> The task:
Extract the lines that carry the string "label" from the listing.
- - - - -
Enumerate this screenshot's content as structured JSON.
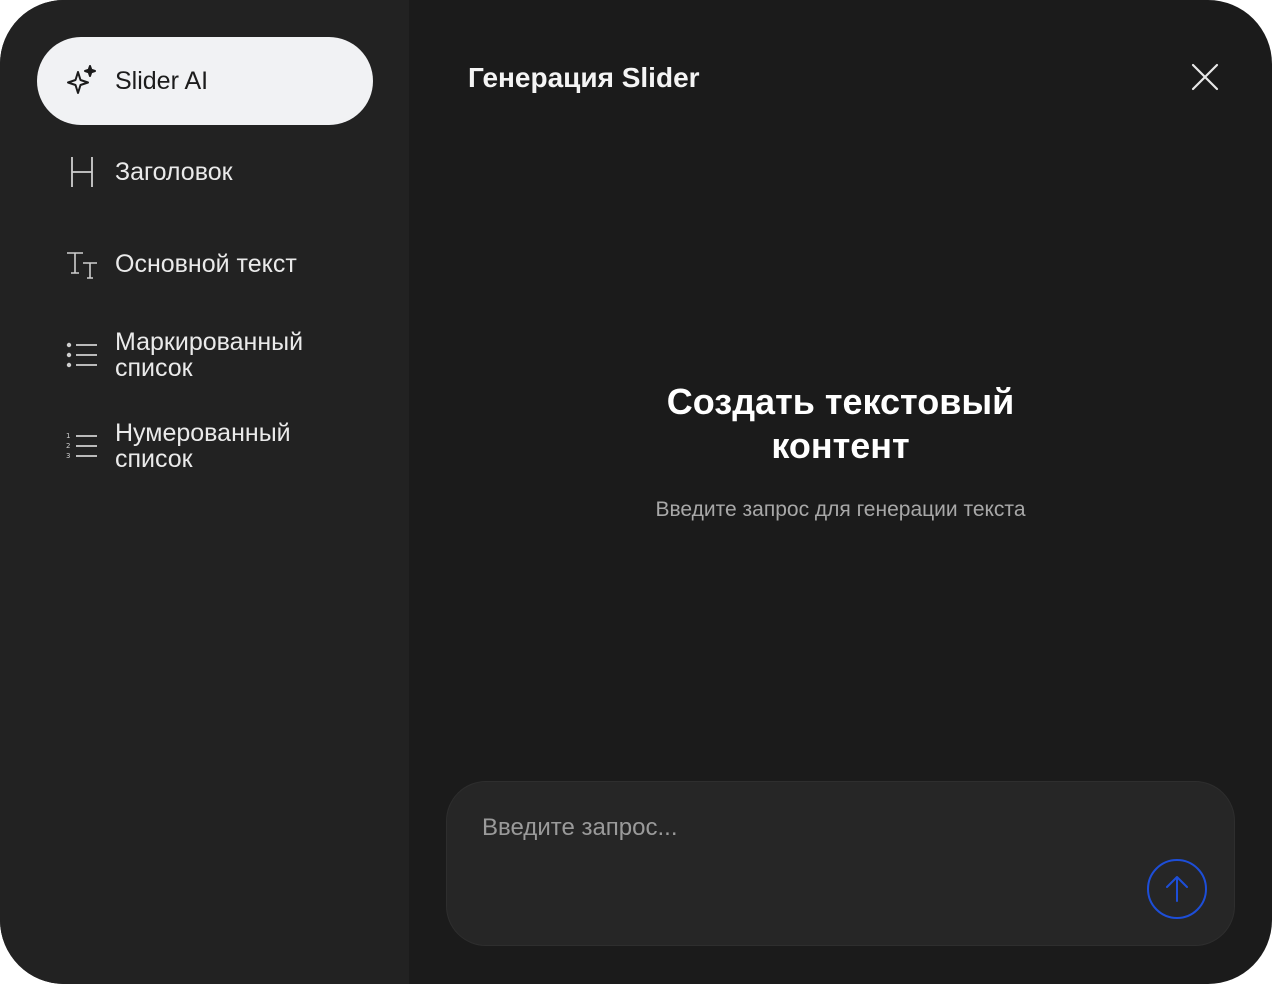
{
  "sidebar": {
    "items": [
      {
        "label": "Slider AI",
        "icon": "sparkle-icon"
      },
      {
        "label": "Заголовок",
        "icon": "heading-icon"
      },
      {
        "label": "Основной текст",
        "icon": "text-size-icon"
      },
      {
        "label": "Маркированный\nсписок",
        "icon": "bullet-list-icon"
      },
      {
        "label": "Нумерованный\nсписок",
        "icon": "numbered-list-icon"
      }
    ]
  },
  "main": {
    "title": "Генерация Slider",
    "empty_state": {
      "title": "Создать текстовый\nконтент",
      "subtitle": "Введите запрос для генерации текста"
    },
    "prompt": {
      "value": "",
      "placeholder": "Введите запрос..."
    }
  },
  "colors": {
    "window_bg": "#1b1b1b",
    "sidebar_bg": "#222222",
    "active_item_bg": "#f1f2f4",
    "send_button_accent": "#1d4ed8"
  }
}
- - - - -
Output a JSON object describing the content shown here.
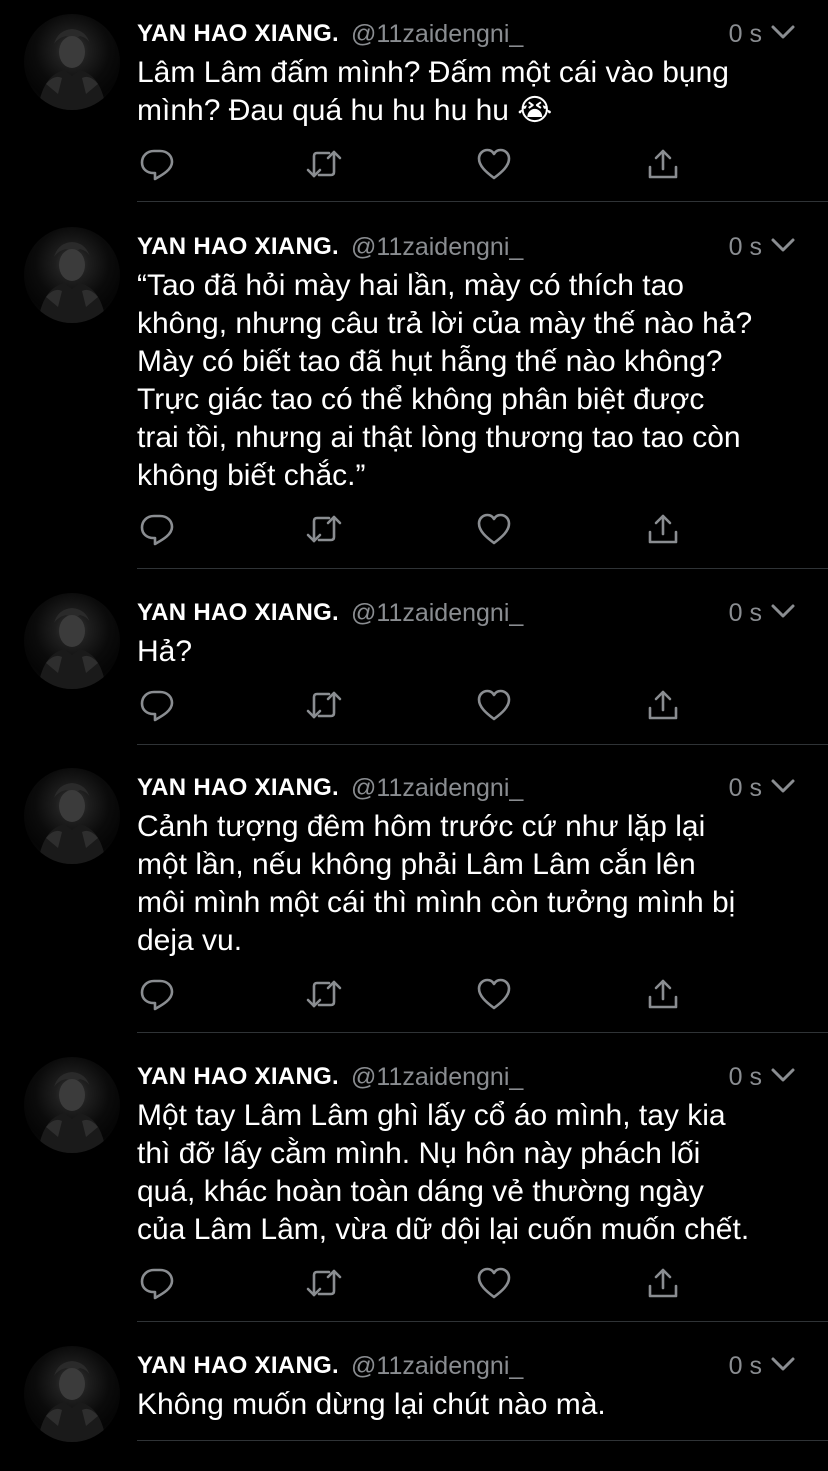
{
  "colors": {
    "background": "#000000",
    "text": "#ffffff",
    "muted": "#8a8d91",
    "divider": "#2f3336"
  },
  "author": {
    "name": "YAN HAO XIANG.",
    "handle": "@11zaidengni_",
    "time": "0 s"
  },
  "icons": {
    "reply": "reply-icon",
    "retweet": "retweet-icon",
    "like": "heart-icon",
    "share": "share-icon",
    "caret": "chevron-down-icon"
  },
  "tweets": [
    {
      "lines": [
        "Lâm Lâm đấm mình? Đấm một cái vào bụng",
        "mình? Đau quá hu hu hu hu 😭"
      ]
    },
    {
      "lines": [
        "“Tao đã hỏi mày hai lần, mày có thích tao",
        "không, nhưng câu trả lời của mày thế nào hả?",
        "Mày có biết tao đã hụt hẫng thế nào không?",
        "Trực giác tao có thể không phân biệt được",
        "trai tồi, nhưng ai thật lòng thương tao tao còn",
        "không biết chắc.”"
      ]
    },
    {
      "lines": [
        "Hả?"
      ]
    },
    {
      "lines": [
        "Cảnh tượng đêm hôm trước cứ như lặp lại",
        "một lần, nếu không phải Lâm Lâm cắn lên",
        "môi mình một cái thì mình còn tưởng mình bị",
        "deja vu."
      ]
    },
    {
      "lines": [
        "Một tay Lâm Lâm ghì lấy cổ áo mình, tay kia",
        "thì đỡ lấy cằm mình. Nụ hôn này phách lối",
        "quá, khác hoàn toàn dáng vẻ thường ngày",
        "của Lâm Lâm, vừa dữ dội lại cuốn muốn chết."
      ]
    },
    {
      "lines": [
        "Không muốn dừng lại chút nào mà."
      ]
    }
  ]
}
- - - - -
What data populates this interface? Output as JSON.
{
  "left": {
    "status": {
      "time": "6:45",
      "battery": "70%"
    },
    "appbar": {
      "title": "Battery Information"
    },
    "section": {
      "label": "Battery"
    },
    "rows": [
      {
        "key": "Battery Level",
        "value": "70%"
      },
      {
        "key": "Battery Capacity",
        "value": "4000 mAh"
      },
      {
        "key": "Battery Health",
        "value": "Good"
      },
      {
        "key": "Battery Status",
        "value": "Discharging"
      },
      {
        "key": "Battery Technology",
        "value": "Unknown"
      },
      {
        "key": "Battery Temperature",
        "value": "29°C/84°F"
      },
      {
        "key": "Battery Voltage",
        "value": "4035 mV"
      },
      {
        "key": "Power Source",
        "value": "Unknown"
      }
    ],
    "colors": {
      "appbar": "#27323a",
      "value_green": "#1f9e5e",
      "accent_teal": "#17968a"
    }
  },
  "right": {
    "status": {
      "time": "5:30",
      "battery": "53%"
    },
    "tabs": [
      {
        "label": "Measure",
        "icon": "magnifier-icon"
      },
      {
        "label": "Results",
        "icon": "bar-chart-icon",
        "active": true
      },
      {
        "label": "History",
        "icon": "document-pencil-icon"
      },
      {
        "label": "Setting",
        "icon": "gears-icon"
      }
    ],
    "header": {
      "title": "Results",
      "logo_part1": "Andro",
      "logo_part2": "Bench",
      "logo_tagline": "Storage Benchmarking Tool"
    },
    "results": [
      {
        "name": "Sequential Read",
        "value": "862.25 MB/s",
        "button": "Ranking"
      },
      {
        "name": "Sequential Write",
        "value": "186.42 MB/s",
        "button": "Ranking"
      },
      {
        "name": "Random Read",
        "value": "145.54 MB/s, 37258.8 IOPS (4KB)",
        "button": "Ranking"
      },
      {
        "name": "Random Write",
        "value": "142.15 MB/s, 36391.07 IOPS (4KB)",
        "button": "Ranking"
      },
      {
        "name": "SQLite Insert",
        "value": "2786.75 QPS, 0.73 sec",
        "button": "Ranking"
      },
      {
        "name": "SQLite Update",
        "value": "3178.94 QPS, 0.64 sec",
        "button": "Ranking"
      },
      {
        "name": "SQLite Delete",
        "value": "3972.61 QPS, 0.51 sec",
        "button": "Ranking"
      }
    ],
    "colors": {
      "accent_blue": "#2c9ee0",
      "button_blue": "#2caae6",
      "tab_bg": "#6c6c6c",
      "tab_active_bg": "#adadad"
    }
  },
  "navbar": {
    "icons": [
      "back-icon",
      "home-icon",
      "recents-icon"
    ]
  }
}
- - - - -
> Reply to the task:
        "label": "Slider AI",
        "label": "Заголовок",
        "label": "Основной текст",
        "label": "Маркированный\nсписок",
        "label": "Нумерованный\nсписок",
      "label": "Battery"
        "label": "Measure",
        "label": "Results",
        "label": "History",
        "label": "Setting",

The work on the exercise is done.